The bizarre thing is that the movie is infinitely inferior to the sum of its own parts. There are things about it that absolutely scream quality at the viewer – the sumptuous set and costume design, the charged performances from most of the actors involved, the grand and sweeping vistas of sixteenth century England, Scotland and Spain. But somewhere along the line it loses all cohesion and devolves into a very pretty mess.

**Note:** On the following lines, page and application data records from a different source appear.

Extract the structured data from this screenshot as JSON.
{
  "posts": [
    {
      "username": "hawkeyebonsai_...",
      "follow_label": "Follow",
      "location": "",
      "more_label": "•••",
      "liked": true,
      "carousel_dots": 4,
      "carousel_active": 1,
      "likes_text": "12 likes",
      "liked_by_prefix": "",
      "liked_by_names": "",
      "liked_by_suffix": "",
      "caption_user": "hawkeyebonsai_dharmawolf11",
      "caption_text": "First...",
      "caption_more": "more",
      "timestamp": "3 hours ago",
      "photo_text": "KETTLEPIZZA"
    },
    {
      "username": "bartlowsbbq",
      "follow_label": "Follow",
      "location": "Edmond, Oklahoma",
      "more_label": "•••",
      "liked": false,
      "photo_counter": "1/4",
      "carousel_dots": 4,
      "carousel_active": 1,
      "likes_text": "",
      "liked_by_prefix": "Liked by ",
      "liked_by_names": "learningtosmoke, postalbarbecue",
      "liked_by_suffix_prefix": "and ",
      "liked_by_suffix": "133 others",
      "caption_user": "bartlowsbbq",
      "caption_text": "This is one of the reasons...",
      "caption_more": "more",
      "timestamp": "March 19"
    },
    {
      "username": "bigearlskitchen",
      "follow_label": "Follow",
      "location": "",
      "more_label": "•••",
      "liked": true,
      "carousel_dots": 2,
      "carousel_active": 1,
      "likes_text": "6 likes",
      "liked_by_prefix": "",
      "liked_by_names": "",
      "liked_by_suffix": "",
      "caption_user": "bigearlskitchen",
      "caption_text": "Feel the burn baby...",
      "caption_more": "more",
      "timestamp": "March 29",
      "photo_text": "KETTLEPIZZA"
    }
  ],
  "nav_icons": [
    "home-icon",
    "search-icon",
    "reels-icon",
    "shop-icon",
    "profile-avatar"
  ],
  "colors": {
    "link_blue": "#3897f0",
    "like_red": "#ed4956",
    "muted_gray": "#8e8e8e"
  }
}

This is mostly down to director Shekhar Kapur, and somewhat down to cinematographer Remi Adefarasin. The former is at fault for allowing himself to get rather carried away with the whole thing, escalating it to ridiculous proportions when it should have been a rather more intimate tale of a grand and testing time for a great woman. The latter, the bastard, did everything in his power to make me feel sea-sick, and almost managed it with a swirling, 360-degree spin of a set of turquoise spiral stairs that almost had me heaving out my lunch. Never since Domino have I actually felt physically ill thanks to camera work, but well done, Remi, you’ve managed it.
This isn’t to say that this was so over-whelming that the good-points of the movie completely sailed over my head. Blanchett is fascinating as the under-fire monarch, persecuted from all sides and yet somehow able to maintain her veneer of calm. It’s exemplified by a moment when one of her closest friends betrays her, and her scream of rage and sadness is truly haunting. If there is such a thing as a truly Oscar-worthy performance, this is certainly one of them, and if there’s a been a better performance in such a lacklustre film, I’ll eat my hat and proclaim myself a Dutchman.
And amid the confused mess that is the film’s visual narrative, there are some strikingly iconic pieces of imagery. Particularly of the Queen herself, sitting regal amidst the chaos that is her court and realm. But the problem with them is that it’s almost like Kapur is trying too hard to make them iconic – seeing as these moments seem to appear thick and fast – and thus their clout is lessened somewhat upon the fourteenth viewing of such a remarkable piece of imagery within five minutes of the last one.
All in all, Elizabeth: The Golden Age smacks more of Lizzie: The Only-Vaguely-Decent Years; for all its pomp and drama, it just fails to engage at anything other than a purely superficial level. And even then, it has a tendency to make me feel rather ill. Only worth it for Blanchett’s performance; if you’re not interested in that, avoid.
Ross' Rating: 5